» **Task**
Each entry must appear again exactly as it does in the source.

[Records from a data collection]
>>>>>

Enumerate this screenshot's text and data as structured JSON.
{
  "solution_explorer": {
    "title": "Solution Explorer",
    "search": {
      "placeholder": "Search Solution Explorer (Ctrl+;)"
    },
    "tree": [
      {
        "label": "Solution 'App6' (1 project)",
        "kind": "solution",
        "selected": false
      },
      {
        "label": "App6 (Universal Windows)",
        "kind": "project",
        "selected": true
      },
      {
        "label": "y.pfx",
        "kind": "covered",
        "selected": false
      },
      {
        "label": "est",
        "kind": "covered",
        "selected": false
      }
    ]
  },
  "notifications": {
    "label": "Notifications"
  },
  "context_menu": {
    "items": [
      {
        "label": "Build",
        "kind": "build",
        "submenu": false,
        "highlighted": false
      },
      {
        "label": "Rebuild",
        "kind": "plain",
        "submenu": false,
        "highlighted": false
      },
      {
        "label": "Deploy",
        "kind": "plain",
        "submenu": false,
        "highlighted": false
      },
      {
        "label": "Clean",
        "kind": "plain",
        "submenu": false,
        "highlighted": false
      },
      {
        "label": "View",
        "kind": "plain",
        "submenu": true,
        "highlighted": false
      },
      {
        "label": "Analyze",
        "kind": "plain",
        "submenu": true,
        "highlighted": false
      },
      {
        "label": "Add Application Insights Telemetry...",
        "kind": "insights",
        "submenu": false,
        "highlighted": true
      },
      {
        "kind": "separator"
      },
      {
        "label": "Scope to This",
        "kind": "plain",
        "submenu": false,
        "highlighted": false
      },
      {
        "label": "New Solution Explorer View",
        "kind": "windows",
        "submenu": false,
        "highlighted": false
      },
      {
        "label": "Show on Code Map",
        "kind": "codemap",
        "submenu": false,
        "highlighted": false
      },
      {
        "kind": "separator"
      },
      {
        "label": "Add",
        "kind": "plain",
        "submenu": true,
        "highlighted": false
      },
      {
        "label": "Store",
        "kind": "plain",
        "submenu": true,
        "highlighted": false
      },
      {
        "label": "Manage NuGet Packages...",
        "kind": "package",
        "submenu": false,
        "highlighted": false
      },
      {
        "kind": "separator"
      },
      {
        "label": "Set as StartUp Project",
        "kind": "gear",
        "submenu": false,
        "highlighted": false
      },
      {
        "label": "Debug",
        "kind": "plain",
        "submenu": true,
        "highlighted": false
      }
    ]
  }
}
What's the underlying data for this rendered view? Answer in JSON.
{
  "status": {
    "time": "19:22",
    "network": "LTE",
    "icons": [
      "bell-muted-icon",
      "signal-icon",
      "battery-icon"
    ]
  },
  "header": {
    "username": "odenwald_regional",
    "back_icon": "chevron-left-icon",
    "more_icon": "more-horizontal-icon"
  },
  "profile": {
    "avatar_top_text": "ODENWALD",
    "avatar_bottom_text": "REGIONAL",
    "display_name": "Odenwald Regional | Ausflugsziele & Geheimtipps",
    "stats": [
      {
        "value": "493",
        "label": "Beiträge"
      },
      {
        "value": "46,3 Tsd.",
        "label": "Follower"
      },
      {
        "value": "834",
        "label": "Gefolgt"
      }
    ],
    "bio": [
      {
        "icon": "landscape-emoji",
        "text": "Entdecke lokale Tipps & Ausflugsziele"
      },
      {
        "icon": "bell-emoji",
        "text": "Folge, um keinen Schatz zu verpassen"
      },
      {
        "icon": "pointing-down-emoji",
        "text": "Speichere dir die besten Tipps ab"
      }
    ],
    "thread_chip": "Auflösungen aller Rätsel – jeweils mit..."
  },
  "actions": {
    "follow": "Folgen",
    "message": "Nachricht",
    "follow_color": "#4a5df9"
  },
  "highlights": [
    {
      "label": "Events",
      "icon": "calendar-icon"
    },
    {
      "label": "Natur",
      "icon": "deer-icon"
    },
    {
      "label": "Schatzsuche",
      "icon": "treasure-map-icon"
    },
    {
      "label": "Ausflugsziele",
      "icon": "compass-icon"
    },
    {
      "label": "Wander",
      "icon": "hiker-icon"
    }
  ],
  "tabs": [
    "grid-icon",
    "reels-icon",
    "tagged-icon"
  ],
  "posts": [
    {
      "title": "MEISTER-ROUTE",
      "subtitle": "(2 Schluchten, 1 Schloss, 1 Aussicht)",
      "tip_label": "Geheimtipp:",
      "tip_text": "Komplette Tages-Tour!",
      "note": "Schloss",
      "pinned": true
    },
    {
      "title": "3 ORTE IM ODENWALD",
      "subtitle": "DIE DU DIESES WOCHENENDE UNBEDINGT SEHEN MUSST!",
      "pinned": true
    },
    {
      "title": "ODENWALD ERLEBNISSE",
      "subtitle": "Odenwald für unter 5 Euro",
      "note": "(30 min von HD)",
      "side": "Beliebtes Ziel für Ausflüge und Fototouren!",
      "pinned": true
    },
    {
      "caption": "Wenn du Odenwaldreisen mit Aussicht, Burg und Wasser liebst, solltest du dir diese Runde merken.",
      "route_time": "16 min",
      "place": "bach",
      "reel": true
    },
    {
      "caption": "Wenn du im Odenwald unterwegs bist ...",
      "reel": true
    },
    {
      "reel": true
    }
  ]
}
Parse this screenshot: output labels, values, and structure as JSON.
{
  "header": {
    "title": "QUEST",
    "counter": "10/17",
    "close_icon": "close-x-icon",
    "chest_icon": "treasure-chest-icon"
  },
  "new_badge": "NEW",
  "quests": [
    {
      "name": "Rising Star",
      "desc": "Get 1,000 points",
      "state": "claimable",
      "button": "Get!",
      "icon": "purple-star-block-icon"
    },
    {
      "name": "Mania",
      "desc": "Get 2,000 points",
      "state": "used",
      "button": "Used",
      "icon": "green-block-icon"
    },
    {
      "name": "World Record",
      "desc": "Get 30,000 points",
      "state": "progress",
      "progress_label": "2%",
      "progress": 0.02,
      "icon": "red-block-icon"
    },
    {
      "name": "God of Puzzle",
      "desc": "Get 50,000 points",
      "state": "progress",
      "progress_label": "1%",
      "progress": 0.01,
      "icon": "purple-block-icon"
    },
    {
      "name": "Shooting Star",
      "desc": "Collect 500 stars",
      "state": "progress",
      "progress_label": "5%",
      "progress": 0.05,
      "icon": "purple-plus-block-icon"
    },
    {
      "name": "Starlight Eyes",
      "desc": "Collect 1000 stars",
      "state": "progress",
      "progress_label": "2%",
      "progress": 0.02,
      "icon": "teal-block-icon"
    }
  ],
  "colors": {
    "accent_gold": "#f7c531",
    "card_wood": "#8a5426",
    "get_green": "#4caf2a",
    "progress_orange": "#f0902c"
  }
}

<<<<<

» **Response to the task**
Enumerate this screenshot's text and data as structured JSON.
{
  "solution_explorer": {
    "title": "Solution Explorer",
    "search": {
      "placeholder": "Search Solution Explorer (Ctrl+;)"
    },
    "tree": [
      {
        "label": "Solution 'App6' (1 project)",
        "kind": "solution",
        "selected": false
      },
      {
        "label": "App6 (Universal Windows)",
        "kind": "project",
        "selected": true
      },
      {
        "label": "y.pfx",
        "kind": "covered",
        "selected": false
      },
      {
        "label": "est",
        "kind": "covered",
        "selected": false
      }
    ]
  },
  "notifications": {
    "label": "Notifications"
  },
  "context_menu": {
    "items": [
      {
        "label": "Build",
        "kind": "build",
        "submenu": false,
        "highlighted": false
      },
      {
        "label": "Rebuild",
        "kind": "plain",
        "submenu": false,
        "highlighted": false
      },
      {
        "label": "Deploy",
        "kind": "plain",
        "submenu": false,
        "highlighted": false
      },
      {
        "label": "Clean",
        "kind": "plain",
        "submenu": false,
        "highlighted": false
      },
      {
        "label": "View",
        "kind": "plain",
        "submenu": true,
        "highlighted": false
      },
      {
        "label": "Analyze",
        "kind": "plain",
        "submenu": true,
        "highlighted": false
      },
      {
        "label": "Add Application Insights Telemetry...",
        "kind": "insights",
        "submenu": false,
        "highlighted": true
      },
      {
        "kind": "separator"
      },
      {
        "label": "Scope to This",
        "kind": "plain",
        "submenu": false,
        "highlighted": false
      },
      {
        "label": "New Solution Explorer View",
        "kind": "windows",
        "submenu": false,
        "highlighted": false
      },
      {
        "label": "Show on Code Map",
        "kind": "codemap",
        "submenu": false,
        "highlighted": false
      },
      {
        "kind": "separator"
      },
      {
        "label": "Add",
        "kind": "plain",
        "submenu": true,
        "highlighted": false
      },
      {
        "label": "Store",
        "kind": "plain",
        "submenu": true,
        "highlighted": false
      },
      {
        "label": "Manage NuGet Packages...",
        "kind": "package",
        "submenu": false,
        "highlighted": false
      },
      {
        "kind": "separator"
      },
      {
        "label": "Set as StartUp Project",
        "kind": "gear",
        "submenu": false,
        "highlighted": false
      },
      {
        "label": "Debug",
        "kind": "plain",
        "submenu": true,
        "highlighted": false
      }
    ]
  }
}
What's the underlying data for this rendered view? Answer in JSON.
{
  "status": {
    "time": "19:22",
    "network": "LTE",
    "icons": [
      "bell-muted-icon",
      "signal-icon",
      "battery-icon"
    ]
  },
  "header": {
    "username": "odenwald_regional",
    "back_icon": "chevron-left-icon",
    "more_icon": "more-horizontal-icon"
  },
  "profile": {
    "avatar_top_text": "ODENWALD",
    "avatar_bottom_text": "REGIONAL",
    "display_name": "Odenwald Regional | Ausflugsziele & Geheimtipps",
    "stats": [
      {
        "value": "493",
        "label": "Beiträge"
      },
      {
        "value": "46,3 Tsd.",
        "label": "Follower"
      },
      {
        "value": "834",
        "label": "Gefolgt"
      }
    ],
    "bio": [
      {
        "icon": "landscape-emoji",
        "text": "Entdecke lokale Tipps & Ausflugsziele"
      },
      {
        "icon": "bell-emoji",
        "text": "Folge, um keinen Schatz zu verpassen"
      },
      {
        "icon": "pointing-down-emoji",
        "text": "Speichere dir die besten Tipps ab"
      }
    ],
    "thread_chip": "Auflösungen aller Rätsel – jeweils mit..."
  },
  "actions": {
    "follow": "Folgen",
    "message": "Nachricht",
    "follow_color": "#4a5df9"
  },
  "highlights": [
    {
      "label": "Events",
      "icon": "calendar-icon"
    },
    {
      "label": "Natur",
      "icon": "deer-icon"
    },
    {
      "label": "Schatzsuche",
      "icon": "treasure-map-icon"
    },
    {
      "label": "Ausflugsziele",
      "icon": "compass-icon"
    },
    {
      "label": "Wander",
      "icon": "hiker-icon"
    }
  ],
  "tabs": [
    "grid-icon",
    "reels-icon",
    "tagged-icon"
  ],
  "posts": [
    {
      "title": "MEISTER-ROUTE",
      "subtitle": "(2 Schluchten, 1 Schloss, 1 Aussicht)",
      "tip_label": "Geheimtipp:",
      "tip_text": "Komplette Tages-Tour!",
      "note": "Schloss",
      "pinned": true
    },
    {
      "title": "3 ORTE IM ODENWALD",
      "subtitle": "DIE DU DIESES WOCHENENDE UNBEDINGT SEHEN MUSST!",
      "pinned": true
    },
    {
      "title": "ODENWALD ERLEBNISSE",
      "subtitle": "Odenwald für unter 5 Euro",
      "note": "(30 min von HD)",
      "side": "Beliebtes Ziel für Ausflüge und Fototouren!",
      "pinned": true
    },
    {
      "caption": "Wenn du Odenwaldreisen mit Aussicht, Burg und Wasser liebst, solltest du dir diese Runde merken.",
      "route_time": "16 min",
      "place": "bach",
      "reel": true
    },
    {
      "caption": "Wenn du im Odenwald unterwegs bist ...",
      "reel": true
    },
    {
      "reel": true
    }
  ]
}
Parse this screenshot: output labels, values, and structure as JSON.
{
  "header": {
    "title": "QUEST",
    "counter": "10/17",
    "close_icon": "close-x-icon",
    "chest_icon": "treasure-chest-icon"
  },
  "new_badge": "NEW",
  "quests": [
    {
      "name": "Rising Star",
      "desc": "Get 1,000 points",
      "state": "claimable",
      "button": "Get!",
      "icon": "purple-star-block-icon"
    },
    {
      "name": "Mania",
      "desc": "Get 2,000 points",
      "state": "used",
      "button": "Used",
      "icon": "green-block-icon"
    },
    {
      "name": "World Record",
      "desc": "Get 30,000 points",
      "state": "progress",
      "progress_label": "2%",
      "progress": 0.02,
      "icon": "red-block-icon"
    },
    {
      "name": "God of Puzzle",
      "desc": "Get 50,000 points",
      "state": "progress",
      "progress_label": "1%",
      "progress": 0.01,
      "icon": "purple-block-icon"
    },
    {
      "name": "Shooting Star",
      "desc": "Collect 500 stars",
      "state": "progress",
      "progress_label": "5%",
      "progress": 0.05,
      "icon": "purple-plus-block-icon"
    },
    {
      "name": "Starlight Eyes",
      "desc": "Collect 1000 stars",
      "state": "progress",
      "progress_label": "2%",
      "progress": 0.02,
      "icon": "teal-block-icon"
    }
  ],
  "colors": {
    "accent_gold": "#f7c531",
    "card_wood": "#8a5426",
    "get_green": "#4caf2a",
    "progress_orange": "#f0902c"
  }
}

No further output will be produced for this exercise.